Berlin. Asylum procedures in so-called anchor centers take longer than average, according to a report. Between January and November 2020, there was an average of 8.5 months between the application and the decision of the authority in an anchor center, as the Funke newspapers reported on Friday from a response by the Federal Ministry of the Interior to a request from the left-wing parliamentary group. The average of all asylum procedures during this period was 8.3 months, as the request from Left MP Ulla Jelpke further revealed.

The anchor centers, the introduction of which was decided in the coalition agreement, unite several authorities relevant for asylum procedures in one place and are intended to accelerate the procedures. Jelpke sees this goal as not being achieved. The above-average length of the proceedings in the anchor centers was a “disastrous result” for Interior Minister Horst Seehofer (CSU), Jelpke told the Funke newspapers. Allegedly, asylum procedures in the centers should be much faster, she said. “But the opposite is true, as we now see.”

The left-wing politician criticized the fact that asylum seekers were “crammed into a very small space, they should be cut off from independent advisory structures and the supporting civil society”. Not only in view of the need for the most decentralized accommodation possible in times of the corona pandemic, this model is “completely wrong”.

“I came with many dreams”
Waiting and fear in the refugee camp on Lesbos

Overall, according to the government response, the average length of asylum procedures increased this year. In 2019 it was still 6.1 months, as the Funke newspapers reported. The Ministry of the Interior justifies this in its answer to the left-wing inquiry primarily with the corona pandemic.

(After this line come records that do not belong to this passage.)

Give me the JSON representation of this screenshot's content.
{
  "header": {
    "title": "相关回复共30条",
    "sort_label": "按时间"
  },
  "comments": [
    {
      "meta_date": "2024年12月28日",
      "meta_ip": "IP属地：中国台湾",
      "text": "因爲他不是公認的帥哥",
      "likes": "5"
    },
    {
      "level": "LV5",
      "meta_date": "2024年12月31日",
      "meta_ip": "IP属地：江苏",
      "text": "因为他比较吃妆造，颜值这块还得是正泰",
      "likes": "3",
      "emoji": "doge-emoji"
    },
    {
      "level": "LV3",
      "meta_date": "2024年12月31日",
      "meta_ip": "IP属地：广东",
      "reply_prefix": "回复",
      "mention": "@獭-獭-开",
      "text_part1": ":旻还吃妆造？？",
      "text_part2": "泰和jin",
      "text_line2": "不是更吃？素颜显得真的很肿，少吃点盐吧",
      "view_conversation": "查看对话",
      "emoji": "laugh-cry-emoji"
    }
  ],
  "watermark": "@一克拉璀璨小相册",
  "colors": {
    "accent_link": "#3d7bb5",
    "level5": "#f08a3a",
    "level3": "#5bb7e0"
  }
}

On the one hand, the delivery of negative notices has meanwhile been almost completely stopped because the applicants’ ability to take action was limited during the pandemic. On the other hand, many old cases were closed in 2020, which drive the cut in the length of the procedure up, according to the report in the government response. AFP / nd


Situation in Lesbos worsens (neue-deutschland.de)

Passau. According to Development Minister Gerd Müller (CSU), the situation in the Greek refugee camps has deteriorated further. After the destruction of the Moria camp on the island of Lesbos by fire, there was no improvement, Müller told the “Passauer Neue Presse”. “Everyone assumed that the terrible conditions after the fire would be improved, but unfortunately the reality is different.”

In September the previously largest refugee camp, Moria, burned down on Lesbos. As a result, a temporary tent camp was set up on the former military training area Kara Tepe. Currently 7300 people are accommodated there. In total, more than 17,000 people live in refugee camps on the Greek islands.

“The new Kara Tepe camp is obviously no better – on the contrary: Doctors Without Borders now had to start a tetanus vaccination campaign because babies are bitten by rats in wet tents,” explained Müller. “These are terrible conditions – in the middle of Europe.” The refugees are still facing the toughest winter weeks. It is particularly bad for the children who are born in refugee camps. “I spoke to African women who were raped on the run and who sat on the bare ground and waited for their children to be born. Without hygiene or medical care, “reported Müller from a visit to Moria in 2018.” This is not how life should begin. “

The CSU politician called for more engagement in the refugees’ countries of origin. It is right to better protect the EU’s external borders, but investments in the countries of origin are also necessary. AFP / nd